Pets vs. Service Animals

    By Janet Wright, Director, Risk Management, SUITELIFE® Underwriting Managers

    Protecting Your Business and Creating an Enjoyable Experience for All

    For so many of us, our pets are indeed part of the family. For some people with disabilities, their pets are more than just part of the family—they are service animals who enable them to live more independently and to enjoy life more fully.

    With many hotels now allowing guests to bring pets along for their stays, the line between pets and service animals can often be blurred, causing confusion and putting hoteliers at risk. According to the U.S. Department of Justice Civil Rights Division, which advises on the Americans with Disabilities Act (ADA), service animals are often trained to assist people with walking, to pick up items for those who can’t, to alert a person with hearing loss or to protect a child with autism from wandering off, among other things.

    - Advertisement -

    Hoteliers must offer accommodations to guests with service animals and offer the same accommodations as they would to any other guest. If they fail to do so, they could be found in violation of the ADA. Because hoteliers are limited in what they can request to determine whether an animal is a service animal or pet, hoteliers can find themselves at risk of turning away or charging extra fees for service animals. While avoidable, unfortunately these types of situations happen more frequently than they should.

    Just last year, the Quality Inn Mystic-Groton in Stonington, Conn., found this out the hard way when a guest was denied entry with a service animal to the hotel’s dining room to enjoy the complimentary breakfast. In May of 2020, the U.S. Attorney’s Office for the District of Connecticut reached a settlement agreement with the hotel finding that it was not operating in compliance with the ADA. The ADA requires that all businesses, including hotels—in Connecticut, California or elsewhere across the country—allow individuals with disabilities to bring their service animals “in all areas of the place of public accommodation where members of the public, customers, patrons, or invitees are allowed to go.”

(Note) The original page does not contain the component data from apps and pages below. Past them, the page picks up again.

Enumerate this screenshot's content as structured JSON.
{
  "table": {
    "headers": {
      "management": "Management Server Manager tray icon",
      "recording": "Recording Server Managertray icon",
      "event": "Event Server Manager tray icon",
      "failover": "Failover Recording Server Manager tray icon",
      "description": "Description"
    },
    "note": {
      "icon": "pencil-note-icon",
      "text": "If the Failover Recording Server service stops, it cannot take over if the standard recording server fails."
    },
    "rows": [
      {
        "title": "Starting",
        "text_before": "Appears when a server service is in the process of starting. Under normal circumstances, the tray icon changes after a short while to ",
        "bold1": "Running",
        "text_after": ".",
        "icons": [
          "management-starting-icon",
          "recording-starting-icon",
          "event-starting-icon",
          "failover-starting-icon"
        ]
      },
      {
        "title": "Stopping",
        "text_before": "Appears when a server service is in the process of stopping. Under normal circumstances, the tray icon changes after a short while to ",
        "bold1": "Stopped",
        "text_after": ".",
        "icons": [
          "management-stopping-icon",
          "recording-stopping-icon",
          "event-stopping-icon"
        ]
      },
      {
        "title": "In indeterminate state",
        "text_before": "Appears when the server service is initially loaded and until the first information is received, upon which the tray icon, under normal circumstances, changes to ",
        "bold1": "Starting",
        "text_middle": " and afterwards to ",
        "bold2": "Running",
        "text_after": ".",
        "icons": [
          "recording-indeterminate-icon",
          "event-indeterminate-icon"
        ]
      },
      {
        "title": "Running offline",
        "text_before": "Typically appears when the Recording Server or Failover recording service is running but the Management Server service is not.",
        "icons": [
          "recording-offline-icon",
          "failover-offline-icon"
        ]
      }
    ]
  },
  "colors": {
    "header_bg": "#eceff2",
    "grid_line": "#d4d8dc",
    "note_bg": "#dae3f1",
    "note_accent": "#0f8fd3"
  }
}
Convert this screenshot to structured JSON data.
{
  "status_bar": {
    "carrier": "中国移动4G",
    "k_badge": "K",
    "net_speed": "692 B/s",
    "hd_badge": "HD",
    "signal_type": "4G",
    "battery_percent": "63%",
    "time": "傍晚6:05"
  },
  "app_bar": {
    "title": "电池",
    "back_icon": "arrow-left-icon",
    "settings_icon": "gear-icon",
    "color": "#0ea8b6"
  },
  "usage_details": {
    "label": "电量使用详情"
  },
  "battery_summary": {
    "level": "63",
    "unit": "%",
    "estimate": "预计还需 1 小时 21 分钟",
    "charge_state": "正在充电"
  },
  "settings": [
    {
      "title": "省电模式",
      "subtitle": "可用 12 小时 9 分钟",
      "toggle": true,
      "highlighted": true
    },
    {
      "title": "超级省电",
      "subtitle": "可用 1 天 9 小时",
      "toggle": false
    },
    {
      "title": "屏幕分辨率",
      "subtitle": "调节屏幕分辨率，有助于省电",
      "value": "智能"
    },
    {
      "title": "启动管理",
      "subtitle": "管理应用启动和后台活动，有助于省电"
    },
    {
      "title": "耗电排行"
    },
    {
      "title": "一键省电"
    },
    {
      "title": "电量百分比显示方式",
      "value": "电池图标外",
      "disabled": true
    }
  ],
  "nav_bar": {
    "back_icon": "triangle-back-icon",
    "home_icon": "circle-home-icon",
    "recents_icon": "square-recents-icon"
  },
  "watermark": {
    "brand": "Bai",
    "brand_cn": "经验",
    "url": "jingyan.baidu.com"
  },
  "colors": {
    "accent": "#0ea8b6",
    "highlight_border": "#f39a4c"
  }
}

    In this case, the settlement called for the hotel to permit service animals in the areas defined above, including the dining room and awarded the guest $1,000. In addition, the settlement called for the hotel to post signage welcoming service animals and to implement and train staff on a service animal policy.

    There are ways that hoteliers can try to protect themselves against this kind of liability by carefully following ADA guidelines and ensuring that they are doing the best they can to offer the best experience to all their guests.

    Checking In Service Animals

    Check-in can be the hotel’s chance to make a first impression on the guest, and therefore it is imperative that reception is not only prepared to be friendly and accommodating but is also trained and knowledgeable in all rules and regulations, including those related to ADA compliance. Reviewing guidance provided by the Department of Justice is a good place to start when training employees to remain compliant with the ADA.

    The “We Welcome Service Animals” campaign launched by CHLA has also been a great tool for hoteliers and guests aimed at improving the guest experience for disabled persons traveling within California. The site provides useful tips to help hoteliers understand the guidance and ensure their guests, both two-legged and four-legged, are as comfortable as possible. Your insurance company, particularly if you work with an insurer that specializes in the hotel space, can be a resource as well. Insurers may be familiar with the space as they provide general liability insurance, which may protect the hotel against discrimination claims and more.

    When navigating the world of service animals versus pets, hoteliers should consider drafting and posting very clear and transparent communications. Hoteliers should also consider having their pet policies, including whether they allow emotional support animals (ESA), clearly outlined on their website and anywhere else that they share information. Similarly, within the pet policy hotel owners may want to outline that the hotel provides accommodations for service animals in compliance with the ADA. Additionally, they might want to consider clear signage in the hotel itself stating that service animals are welcome. As in most any situation, a lack of clear communication could lead to misinformation that could possibly put the hotel at risk and maybe even drive away potential business.

    Without regular staff training, guidance reviewed by staff on the first day of the job can be forgotten. Hoteliers looking to ensure all their guests have an enjoyable and memorable stay should strongly consider having a written policy regarding service animals on hand and ensure their staff is well-trained in what questions they are able to ask pertaining to service animals, as well as the rights and obligations for both the guest and hotel under the ADA. With proper planning and education, hoteliers should be confident they are doing the best they can to provide a superior experience to all their guests.

    The information contained in this material is for information purposes only. This material should not be relied on or treated as a substitute for specific advice relevant to any particular circumstances. Appropriate steps to manage any of the risks described herein will vary depending on particular circumstances. This material should be considered in addition to all other relevant information, including the advice of professional advisors and the requirements of any applicable policy of insurance.

    Janet Wright is director of risk management for SUITELIFE Underwriting Managers, LLC, a series of RSG Underwriting Managers, LLC. SUITELIFE is a Delaware Series limited liability company and a subsidiary of Ryan Specialty Group, LLC, specializing in underwriting management and other services for insurance products distributed through agents and brokers. Some products may not be available in all states or may be available only from surplus lines insurers. In California: RSG Insurance Services, LLC License #0E50879. © 2020 Ryan Specialty Group, LLC.

    - Advertisement -